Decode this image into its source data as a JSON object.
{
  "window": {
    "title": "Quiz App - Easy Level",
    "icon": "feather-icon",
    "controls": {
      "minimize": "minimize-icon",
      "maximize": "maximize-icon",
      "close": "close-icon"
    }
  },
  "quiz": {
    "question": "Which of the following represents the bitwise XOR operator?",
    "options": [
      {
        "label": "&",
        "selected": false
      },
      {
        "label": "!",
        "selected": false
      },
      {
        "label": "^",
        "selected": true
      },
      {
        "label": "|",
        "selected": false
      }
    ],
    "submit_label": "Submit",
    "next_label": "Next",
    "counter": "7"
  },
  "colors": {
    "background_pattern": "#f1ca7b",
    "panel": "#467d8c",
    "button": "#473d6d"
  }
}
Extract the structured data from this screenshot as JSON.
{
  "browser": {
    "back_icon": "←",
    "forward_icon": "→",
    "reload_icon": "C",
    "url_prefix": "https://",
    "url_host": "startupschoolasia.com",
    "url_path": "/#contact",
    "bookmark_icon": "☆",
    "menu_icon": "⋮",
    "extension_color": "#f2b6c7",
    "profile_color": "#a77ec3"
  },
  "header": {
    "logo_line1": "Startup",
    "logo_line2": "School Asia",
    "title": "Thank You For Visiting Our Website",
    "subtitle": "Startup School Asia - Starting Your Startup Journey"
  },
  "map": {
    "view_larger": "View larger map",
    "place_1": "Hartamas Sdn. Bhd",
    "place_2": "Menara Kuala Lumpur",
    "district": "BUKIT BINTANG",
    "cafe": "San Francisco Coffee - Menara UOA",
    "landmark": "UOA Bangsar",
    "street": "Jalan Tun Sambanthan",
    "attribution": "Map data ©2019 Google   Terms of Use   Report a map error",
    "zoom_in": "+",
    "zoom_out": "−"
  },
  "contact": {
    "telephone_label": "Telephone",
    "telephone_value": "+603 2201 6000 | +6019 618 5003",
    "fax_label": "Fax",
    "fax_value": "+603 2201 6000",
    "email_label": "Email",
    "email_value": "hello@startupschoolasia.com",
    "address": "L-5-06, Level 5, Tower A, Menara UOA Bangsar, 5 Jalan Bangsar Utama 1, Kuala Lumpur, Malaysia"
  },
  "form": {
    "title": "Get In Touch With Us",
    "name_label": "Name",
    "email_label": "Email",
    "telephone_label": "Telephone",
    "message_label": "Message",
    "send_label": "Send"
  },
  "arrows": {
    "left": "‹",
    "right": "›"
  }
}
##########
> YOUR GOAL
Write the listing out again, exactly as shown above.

> OUTPUT FOR THIS TASK
Decode this image into its source data as a JSON object.
{
  "window": {
    "title": "Quiz App - Easy Level",
    "icon": "feather-icon",
    "controls": {
      "minimize": "minimize-icon",
      "maximize": "maximize-icon",
      "close": "close-icon"
    }
  },
  "quiz": {
    "question": "Which of the following represents the bitwise XOR operator?",
    "options": [
      {
        "label": "&",
        "selected": false
      },
      {
        "label": "!",
        "selected": false
      },
      {
        "label": "^",
        "selected": true
      },
      {
        "label": "|",
        "selected": false
      }
    ],
    "submit_label": "Submit",
    "next_label": "Next",
    "counter": "7"
  },
  "colors": {
    "background_pattern": "#f1ca7b",
    "panel": "#467d8c",
    "button": "#473d6d"
  }
}
Extract the structured data from this screenshot as JSON.
{
  "browser": {
    "back_icon": "←",
    "forward_icon": "→",
    "reload_icon": "C",
    "url_prefix": "https://",
    "url_host": "startupschoolasia.com",
    "url_path": "/#contact",
    "bookmark_icon": "☆",
    "menu_icon": "⋮",
    "extension_color": "#f2b6c7",
    "profile_color": "#a77ec3"
  },
  "header": {
    "logo_line1": "Startup",
    "logo_line2": "School Asia",
    "title": "Thank You For Visiting Our Website",
    "subtitle": "Startup School Asia - Starting Your Startup Journey"
  },
  "map": {
    "view_larger": "View larger map",
    "place_1": "Hartamas Sdn. Bhd",
    "place_2": "Menara Kuala Lumpur",
    "district": "BUKIT BINTANG",
    "cafe": "San Francisco Coffee - Menara UOA",
    "landmark": "UOA Bangsar",
    "street": "Jalan Tun Sambanthan",
    "attribution": "Map data ©2019 Google   Terms of Use   Report a map error",
    "zoom_in": "+",
    "zoom_out": "−"
  },
  "contact": {
    "telephone_label": "Telephone",
    "telephone_value": "+603 2201 6000 | +6019 618 5003",
    "fax_label": "Fax",
    "fax_value": "+603 2201 6000",
    "email_label": "Email",
    "email_value": "hello@startupschoolasia.com",
    "address": "L-5-06, Level 5, Tower A, Menara UOA Bangsar, 5 Jalan Bangsar Utama 1, Kuala Lumpur, Malaysia"
  },
  "form": {
    "title": "Get In Touch With Us",
    "name_label": "Name",
    "email_label": "Email",
    "telephone_label": "Telephone",
    "message_label": "Message",
    "send_label": "Send"
  },
  "arrows": {
    "left": "‹",
    "right": "›"
  }
}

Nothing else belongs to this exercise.